Solar modules sold in the European Union (EU) could be subject to lower value added tax (VAT) rates after an agreement was reached this week by finance ministers from across the bloc.
The European Council agreed to update the rules on VAT rates to bring the tax’s rules in line with EU priorities such as fighting the climate crisis, while also providing governments with more flexibility on the rates they can apply.
Following consultations between EU member states, they have decided to widen the current list of goods and services that can benefit from reduced VAT rates to include, among other things, solar panels installed on private homes and public buildings.
“This is an early Christmas gift from the Council,” Walburga Hemetsberger, CEO of trade association SolarPower Europe (SPE), said in a statement sent to PV Tech.
“As many Europeans suffer from this latest gas-driven hike in energy prices, the reduced VAT rates for solar will soon make it even more affordable for European households and businesses to invest in solar and access clean and cheap electricity.”
Along with solar modules, items such as green heating systems and bicycles would benefit from lower VAT rates. The list has also been updated to include digital services such as internet access and goods that protect public health.
Under the new rules, EU member states will continue to apply a standard rate of VAT above 15%. However, they will now also have the possibility to apply two reduced rates as low as 5% to goods and services in up to 24 categories.
The Council has also agreed to phase out reduced VAT rates or exemptions on fossil fuels and other goods with a similar impact on greenhouse gas emissions by January 2030.
According to the European Commission (EC), current EU VAT rules are almost 30 years old and were in urgent need of modernisation.
The updated rules will now be sent to the European Parliament for its consultation on the final text by March 2022.
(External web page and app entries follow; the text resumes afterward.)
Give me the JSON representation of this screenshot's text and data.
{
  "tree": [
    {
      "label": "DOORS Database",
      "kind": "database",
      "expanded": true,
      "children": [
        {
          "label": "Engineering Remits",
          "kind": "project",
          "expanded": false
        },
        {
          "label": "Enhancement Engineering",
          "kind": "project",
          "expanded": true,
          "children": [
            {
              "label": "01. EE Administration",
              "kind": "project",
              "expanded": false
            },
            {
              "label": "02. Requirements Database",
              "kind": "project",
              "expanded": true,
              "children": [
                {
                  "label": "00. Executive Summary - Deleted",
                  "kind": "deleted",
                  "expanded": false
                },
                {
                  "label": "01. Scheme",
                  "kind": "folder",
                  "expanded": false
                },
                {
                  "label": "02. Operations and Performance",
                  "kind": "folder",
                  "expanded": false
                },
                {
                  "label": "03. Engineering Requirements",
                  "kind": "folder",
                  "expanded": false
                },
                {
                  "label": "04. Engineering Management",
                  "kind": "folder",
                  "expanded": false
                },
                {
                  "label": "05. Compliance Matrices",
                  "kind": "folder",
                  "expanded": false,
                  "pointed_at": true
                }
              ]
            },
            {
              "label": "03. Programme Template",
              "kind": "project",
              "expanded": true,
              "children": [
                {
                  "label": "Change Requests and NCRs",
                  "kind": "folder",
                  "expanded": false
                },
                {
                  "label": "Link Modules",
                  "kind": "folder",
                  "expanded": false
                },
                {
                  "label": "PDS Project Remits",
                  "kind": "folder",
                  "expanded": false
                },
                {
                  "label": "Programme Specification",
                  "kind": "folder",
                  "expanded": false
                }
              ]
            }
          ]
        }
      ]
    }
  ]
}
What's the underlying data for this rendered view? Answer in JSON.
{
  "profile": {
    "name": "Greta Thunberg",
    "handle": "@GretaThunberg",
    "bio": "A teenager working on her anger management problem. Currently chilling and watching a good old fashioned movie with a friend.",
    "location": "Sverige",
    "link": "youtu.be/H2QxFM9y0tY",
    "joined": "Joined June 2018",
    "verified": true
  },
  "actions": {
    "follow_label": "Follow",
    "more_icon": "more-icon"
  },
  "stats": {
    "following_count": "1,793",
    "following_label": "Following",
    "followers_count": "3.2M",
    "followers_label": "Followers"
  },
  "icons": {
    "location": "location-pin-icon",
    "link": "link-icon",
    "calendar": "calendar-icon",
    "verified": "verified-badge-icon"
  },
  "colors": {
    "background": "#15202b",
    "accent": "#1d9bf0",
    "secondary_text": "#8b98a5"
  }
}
Earlier this year, the EC unveiled a new ambition for the EU to raise the share of renewable energy to 40% of final consumption by 2030, up from a previous target of 32%. SPE forecasts that achieving that goal will require a total of 660GW of solar PV deployed across Europe.